Bonn More than 9,000 motorists were zapped by a speed camera on Ludwig-Erhard-Allee in Bonn in just one month. Some do not want to accept the fine. The city has now reacted.
Peter S. could have done without this experience just before New Year’s: On December 29, he was zapped by the new speed camera on Ludwig-Erhard-Allee. But Peter S., whose real name is different, does not want to accept the allegation that he disregarded the speed limit. He accuses the city administration of creating confusion with unclear signage.
Since December 9, the gray-green column at the intersection where it leads to the Rheinaue, has been put into operation. For motorists coming from the city center and Südbrücke, the stretch is a popular alternative to the B9. Whereas the speed limit of 50 used to apply only from the narrowing to one lane when it gets to the vicinity of the Rheinaue parking lot, the city has now extended the speed limit of 50 to part of the two-lane section from the Südbrücke.
Man who received ticket wants to defend himself against the citv
This is exactly what Peter S. experienced two days before New Year's Eve. According to the official document he received, he is said to have exceeded the speed limit by 27 kilometers per hour. A fine of one hundred euros and a point in Flensburg would be the normal consequence. But Peter S. says he has not had any points in the Flensburg register "for ages", and he wants to defend himself. His argument: the 50 km/h speed limit signs had been placed in a way that was misleading.
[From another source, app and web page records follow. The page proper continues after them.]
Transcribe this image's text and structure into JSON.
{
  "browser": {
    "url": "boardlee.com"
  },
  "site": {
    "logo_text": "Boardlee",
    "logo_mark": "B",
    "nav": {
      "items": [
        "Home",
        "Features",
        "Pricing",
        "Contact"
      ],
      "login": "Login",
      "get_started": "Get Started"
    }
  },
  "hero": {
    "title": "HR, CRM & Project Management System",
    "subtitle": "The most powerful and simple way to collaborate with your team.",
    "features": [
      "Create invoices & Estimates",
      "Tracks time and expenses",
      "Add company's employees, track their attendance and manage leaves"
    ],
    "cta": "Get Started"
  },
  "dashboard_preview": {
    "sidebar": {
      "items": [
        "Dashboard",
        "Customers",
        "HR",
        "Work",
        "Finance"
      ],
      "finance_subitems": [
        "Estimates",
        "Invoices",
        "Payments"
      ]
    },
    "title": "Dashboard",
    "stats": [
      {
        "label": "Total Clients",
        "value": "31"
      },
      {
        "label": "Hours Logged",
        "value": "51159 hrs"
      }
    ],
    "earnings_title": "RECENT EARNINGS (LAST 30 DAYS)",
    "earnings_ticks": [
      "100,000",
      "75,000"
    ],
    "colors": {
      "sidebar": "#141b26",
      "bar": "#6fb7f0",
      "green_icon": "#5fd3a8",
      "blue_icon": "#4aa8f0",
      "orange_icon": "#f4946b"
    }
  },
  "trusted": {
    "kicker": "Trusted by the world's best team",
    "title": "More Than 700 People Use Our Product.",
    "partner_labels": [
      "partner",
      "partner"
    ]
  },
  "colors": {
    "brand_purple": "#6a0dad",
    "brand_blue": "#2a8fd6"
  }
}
Because they were mounted just before the intersection and directly next to the two turning lanes in the direction of Heinemannstraße (Kreuzbauten, Hotel Maritim), he believed that they referred only to these. The fact that behind the intersection, where the road narrows to one lane, the old 50 km/h speed limit sign was still standing, made him assume that the rule applies from that point as before.
He was quite surprised when he drove the same route to work a few days ago: Now, the speed limit of 50 is already posted about a hundred meters ahead. Apparently, the city had changed the signage after he received his speeding ticket. This was confirmed by Marc Hoffmann, deputy spokesman for the city, upon inquiry. The change was made on January 13: "The city administration received increased inquiries and complaints from citizens that the signage was not so easy to see due to the location and building development. It was therefore decided to move the signage in front of the bridge, as the signs are a little clearer there," explains the spokesman. They also plan to put the number "50" on the road surface.
City adjusts signage for better visibility
The relocation of the signage has "optimized visibility," explains Hoffmann. He sees no concrete basis, however, for a revision of the speeding fines because: "The signage also fulfilled the visibility principle before the relocation." The city's legal opinion is that moving the signs has had no effect on motorists who were zapped before the shifting of the signage. Hoffmann: "The signage met the legal requirements even before the move.”
In fact, unlike other German states, North Rhine-Westphalia does not stipulate a minimum distance between the sign and the speed camera. Nevertheless, Peter S. does not want to let the matter go. He considers the earlier signage - next to the two turning lanes - not to be in compliance with the rules and wants to defend himself legally against the fine. The fact that the city itself subsequently corrected the signage clearly indicates that something was wrong here before, he argues. Until the conclusion of the proceedings, he can be comforted by a four-digit figure: Since the speed camera was put into operation on December 9 until January 5, i.e. in less than a month, 9,235 motorists have been zapped in both directions of Ludwig-Erhard-Allee. That is 342 red flashes per day.
(Orig. text: Rüdiger Franz / Translation: Carol Kloeppel)